History of the Boar’s Head and Herongate

The Boar’s Head country pub originally comprised three Tudor cottages, forming a group with other buildings around the village pond. Part of the Tyrell family’s Heron Hall estate, it first became a licensed inn in the 18th century serving the small village community. Now a Grade II listed building, this attractive historic pub reflects the essential character of the village itself, surrounded by many attractive 17th and 18th century cottages clustered round the pond and Button Common.

Herongate and nearby Ingrave are mentioned in the Domesday Book of 1086. At this time there were three manor houses listed and 33 peasant households, suggesting a population of around 150. Situated on the fertile Thames Plain, the area was dominated by agriculture and the supply of timber throughout the Middle Ages, but the key influences on the landscape around Herongate are those of two distinguished Essex families, the Tyrells and the Petres.

The first Tyrell at Heron Hall was Sir James Tyrell, who acquired the estate by marriage to Margaret Heron in the 14th century, remaining the seat of his descendents for many generations. Noteworthy among them was Sir John Tyrell, Speaker of the House, Knight of the Shire and High Sheriff of Essex, who fought at Agincourt in 1415 with a retinue of five men-at-arms and sixteen archers. The last Tyrell died at Heron Hall in 1766 with no heir and the manor house was finally demolished in 1790. Today only the moat, fish ponds and some outbuildings remain visible on one of the many lovely walks in the area.

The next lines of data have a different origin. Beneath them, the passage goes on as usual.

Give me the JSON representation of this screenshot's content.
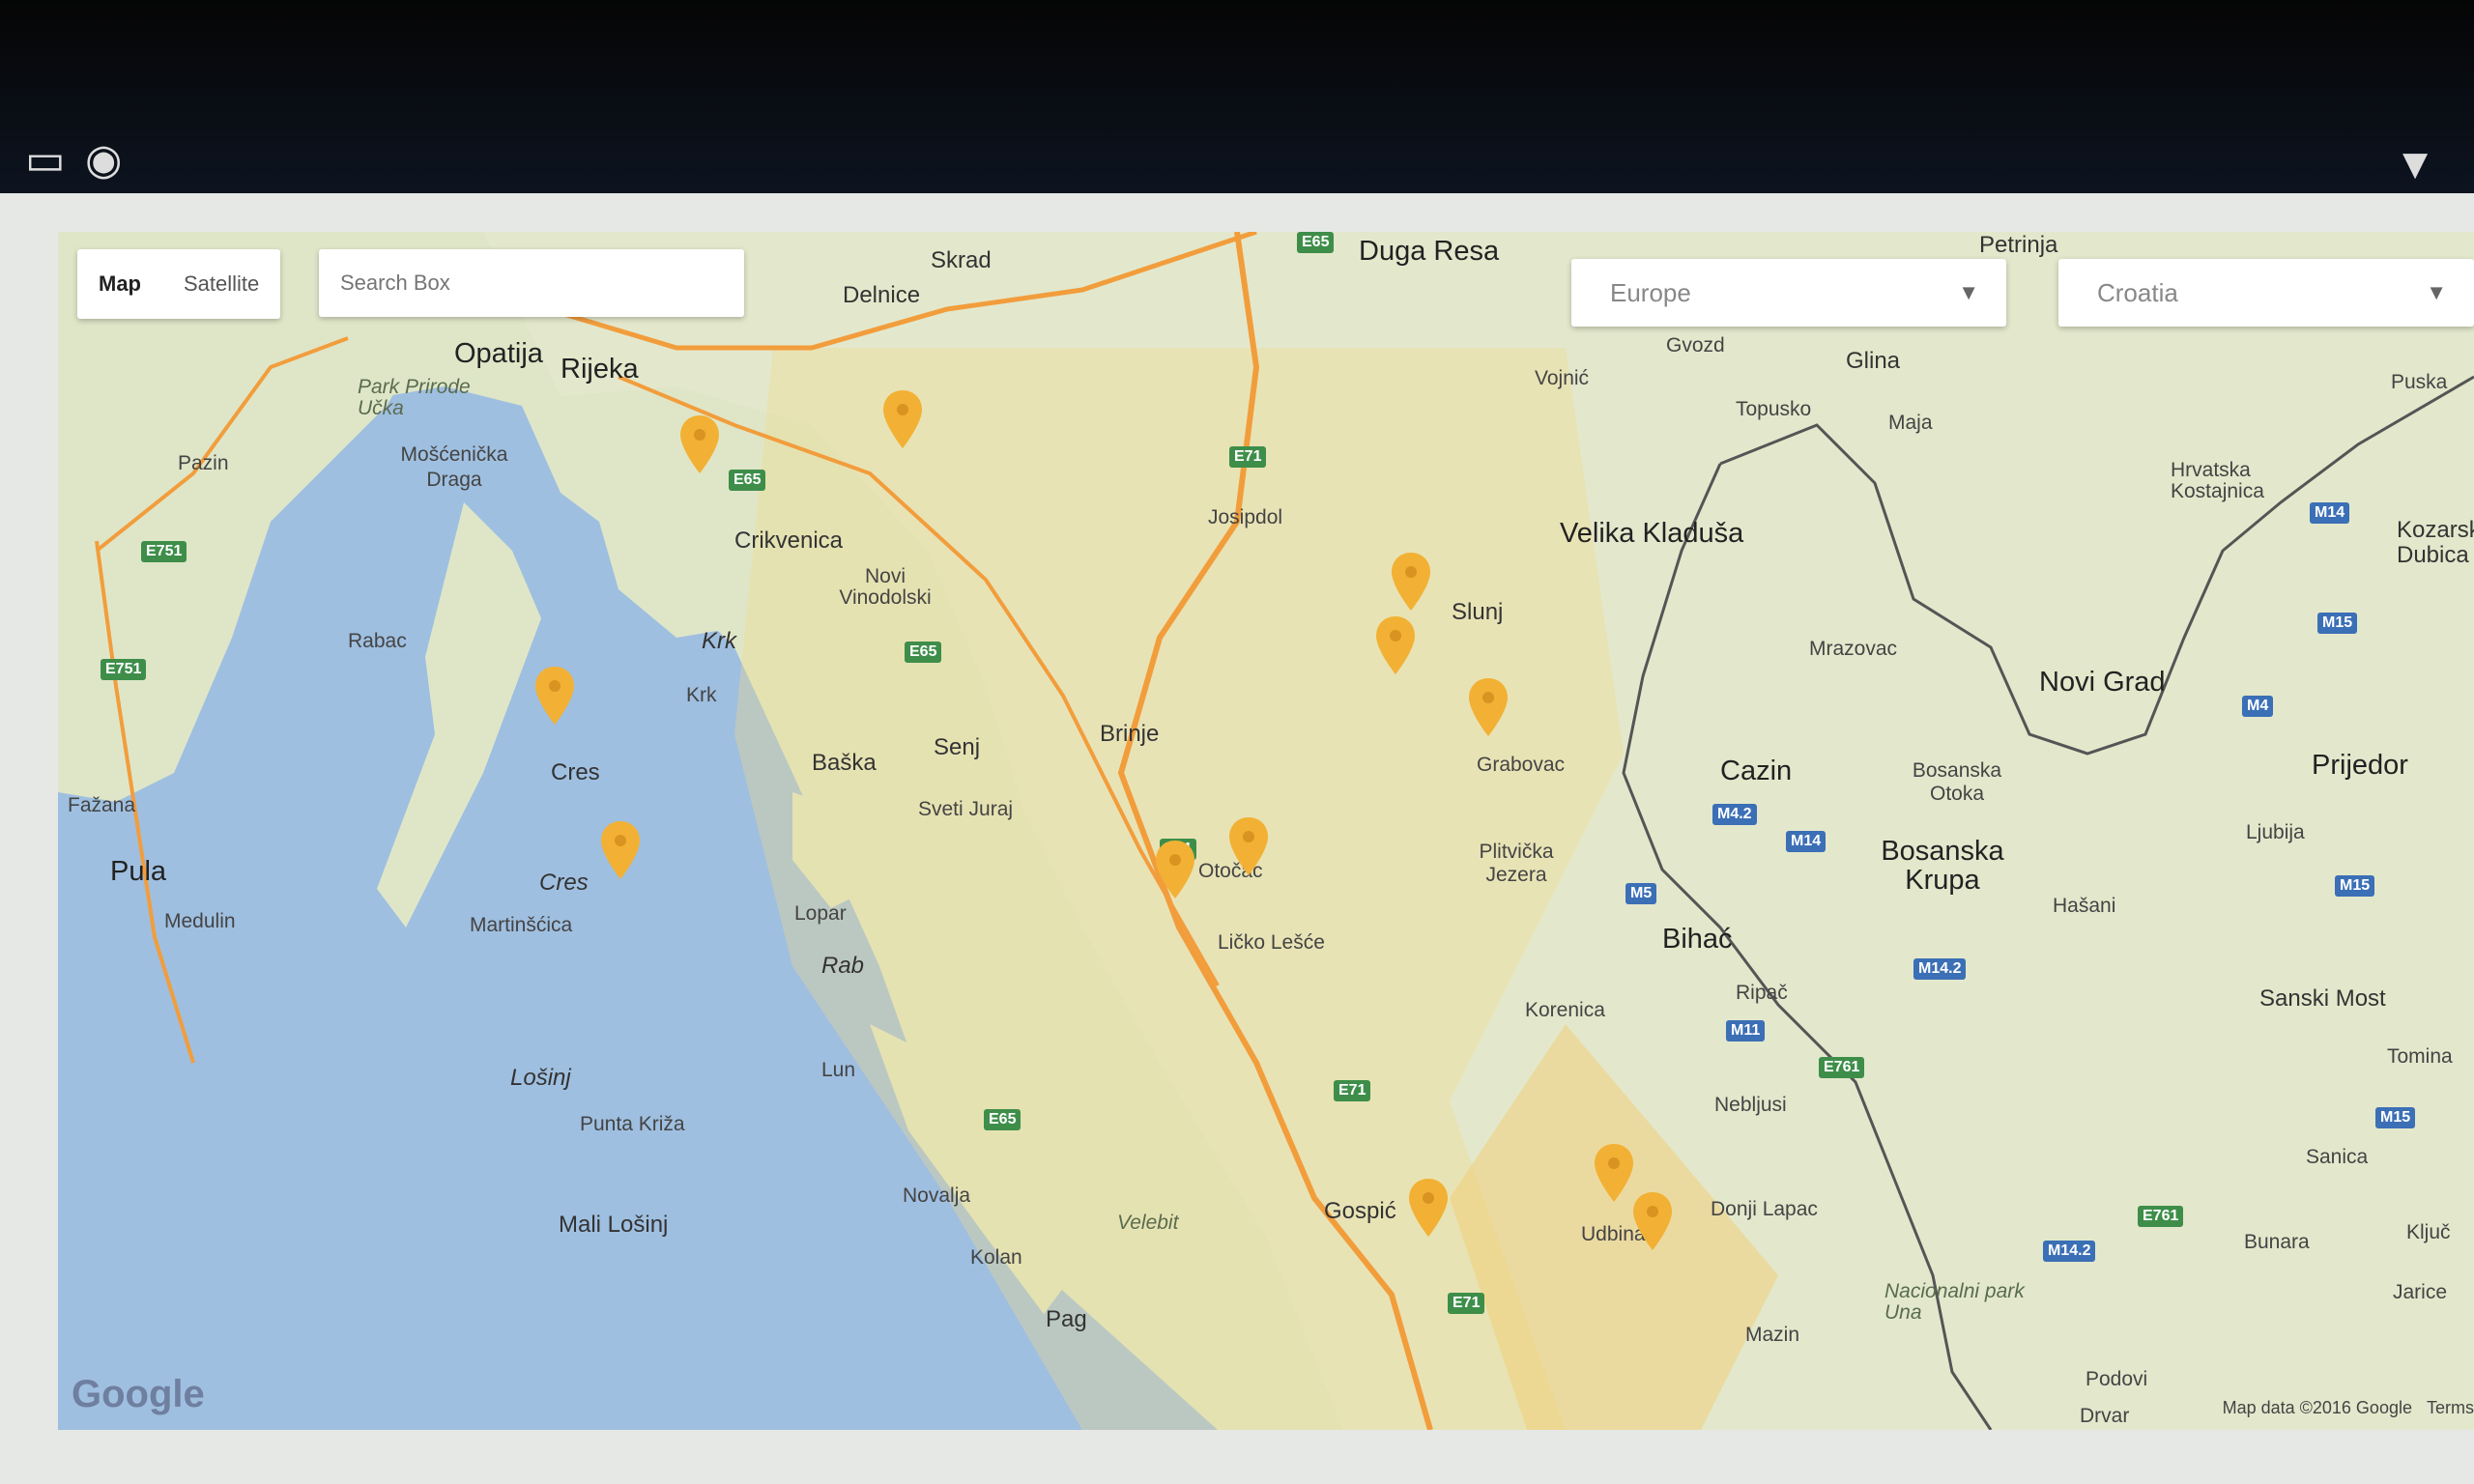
{
  "map_controls": {
    "map_tab": "Map",
    "satellite_tab": "Satellite",
    "search_placeholder": "Search Box",
    "region_select": "Europe",
    "country_select": "Croatia"
  },
  "attribution": {
    "google": "Google",
    "map_data": "Map data ©2016 Google",
    "terms": "Terms"
  },
  "places": {
    "skrad": "Skrad",
    "duga_resa": "Duga Resa",
    "petrinja": "Petrinja",
    "delnice": "Delnice",
    "opatija": "Opatija",
    "rijeka": "Rijeka",
    "park_ucka": "Park Prirode Učka",
    "moscenicka": "Mošćenička Draga",
    "gvozd": "Gvozd",
    "glina": "Glina",
    "vojnic": "Vojnić",
    "topusko": "Topusko",
    "maja": "Maja",
    "puska": "Puska",
    "pazin": "Pazin",
    "josipdol": "Josipdol",
    "hrvatska_kostajnica": "Hrvatska Kostajnica",
    "kozarska": "Kozarska Dubica",
    "crikvenica": "Crikvenica",
    "novi_vinodolski": "Novi Vinodolski",
    "velika_kladusa": "Velika Kladuša",
    "slunj": "Slunj",
    "rabac": "Rabac",
    "krk_island": "Krk",
    "krk_town": "Krk",
    "mrazovac": "Mrazovac",
    "novi_grad": "Novi Grad",
    "senj": "Senj",
    "brinje": "Brinje",
    "grabovac": "Grabovac",
    "cres_town": "Cres",
    "baska": "Baška",
    "cazin": "Cazin",
    "bosanska_otoka": "Bosanska Otoka",
    "prijedor": "Prijedor",
    "fazana": "Fažana",
    "sveti_juraj": "Sveti Juraj",
    "ljubija": "Ljubija",
    "pula": "Pula",
    "plitvicka": "Plitvička Jezera",
    "bosanska_krupa": "Bosanska Krupa",
    "cres_island": "Cres",
    "otocac": "Otočac",
    "medulin": "Medulin",
    "martinscica": "Martinšćica",
    "lopar": "Lopar",
    "hasani": "Hašani",
    "licko_lesce": "Ličko Lešće",
    "bihac": "Bihać",
    "rab": "Rab",
    "ripac": "Ripač",
    "sanski_most": "Sanski Most",
    "korenica": "Korenica",
    "tomina": "Tomina",
    "lun": "Lun",
    "losinj": "Lošinj",
    "nebljusi": "Nebljusi",
    "punta_kriza": "Punta Križa",
    "sanica": "Sanica",
    "novalja": "Novalja",
    "donji_lapac": "Donji Lapac",
    "velebit": "Velebit",
    "gospic": "Gospić",
    "mali_losinj": "Mali Lošinj",
    "udbina": "Udbina",
    "bunara": "Bunara",
    "kljuc": "Ključ",
    "kolan": "Kolan",
    "jarice": "Jarice",
    "np_una": "Nacionalni park Una",
    "pag": "Pag",
    "mazin": "Mazin",
    "podovi": "Podovi",
    "drvar": "Drvar"
  },
  "roads": {
    "e65": "E65",
    "e71": "E71",
    "e751": "E751",
    "e761": "E761",
    "m4": "M4",
    "m42": "M4.2",
    "m14": "M14",
    "m142": "M14.2",
    "m5": "M5",
    "m11": "M11",
    "m15": "M15"
  },
  "colors": {
    "marker": "#f2b134",
    "water": "#9fbfe0",
    "land": "#dfe6c8",
    "border": "#555555"
  }
}
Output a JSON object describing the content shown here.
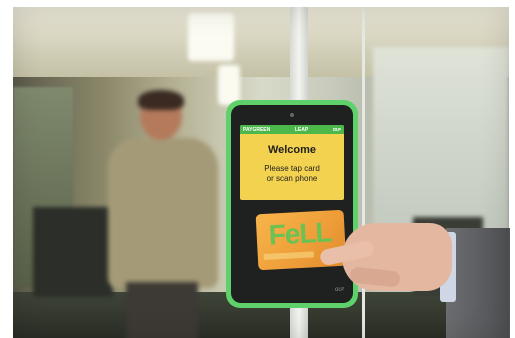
{
  "reader": {
    "top_left": "PAYGREEN",
    "top_mid": "LEAP",
    "top_right": "ɑʊᵖ",
    "welcome": "Welcome",
    "line1": "Please tap card",
    "line2": "or scan phone",
    "brand": "ɑʊᵖ"
  },
  "card": {
    "logo": "FeLL"
  },
  "colors": {
    "reader_body": "#5fd16a",
    "screen": "#f3d250",
    "card": "#f0a63f"
  }
}
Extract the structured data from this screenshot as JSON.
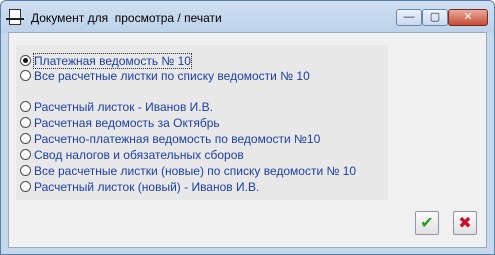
{
  "window": {
    "title": "Документ для  просмотра / печати",
    "controls": {
      "minimize": "—",
      "maximize": "▢",
      "close": "✕"
    }
  },
  "options": [
    {
      "label": "Платежная ведомость № 10",
      "checked": true
    },
    {
      "label": "Все расчетные листки по списку ведомости № 10",
      "checked": false
    },
    {
      "label": "Расчетный листок - Иванов И.В.",
      "checked": false
    },
    {
      "label": "Расчетная ведомость за Октябрь",
      "checked": false
    },
    {
      "label": "Расчетно-платежная ведомость по ведомости №10",
      "checked": false
    },
    {
      "label": "Свод налогов и обязательных сборов",
      "checked": false
    },
    {
      "label": "Все расчетные листки (новые) по списку ведомости № 10",
      "checked": false
    },
    {
      "label": "Расчетный листок (новый) - Иванов И.В.",
      "checked": false
    }
  ],
  "buttons": {
    "ok": "✔",
    "cancel": "✖"
  }
}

The pub sign for The Boar’s Head still carries the Tyrell family crest, a boar with a peacock feather in his mouth, and the nearby 15th century All Saints Church contains the tombs of many family members in the Tyrell Chapel.

Bordering Herongate to the west lie the grounds of Thorndon Hall, a magnificent Palladian mansion built in 1776 with grounds landscaped by Lancelot ‘Capability’ Brown. The former country seat of the aristocratic Petre family, the extensive grounds now accommodate an attractive Country Park and the Wildlife Trust’s Thorndon Countryside Centre. The 11th Baron Petre fought at Waterloo and acquired Napoleon’s famous war horse Marengo, which must have roamed the grounds near Herongate until it was sold to stud.

An excellent way to discover the area is to enjoy a walk around the Hutton and Herongate area. A mapped out route leaves from All Saints Church and takes you though Halls Wood to Ingrave, along the reservoir and past the site of Heron Hall through tranquil woods and fields.

The walk passes close by The Boar’s Head, an excellent stopping point to relax with friends in a delightfully preserved old English pub serving a range of classic pub meals. With an ever-changing specials board and a superb Sunday roast, there is a fine selection of real ales, good wine and soft drinks for you to savour.


The Boar’s Head is on Billericay Road in Herongate, just three miles south of Brentwood. For Sat Navs use postcode CM13 3PS.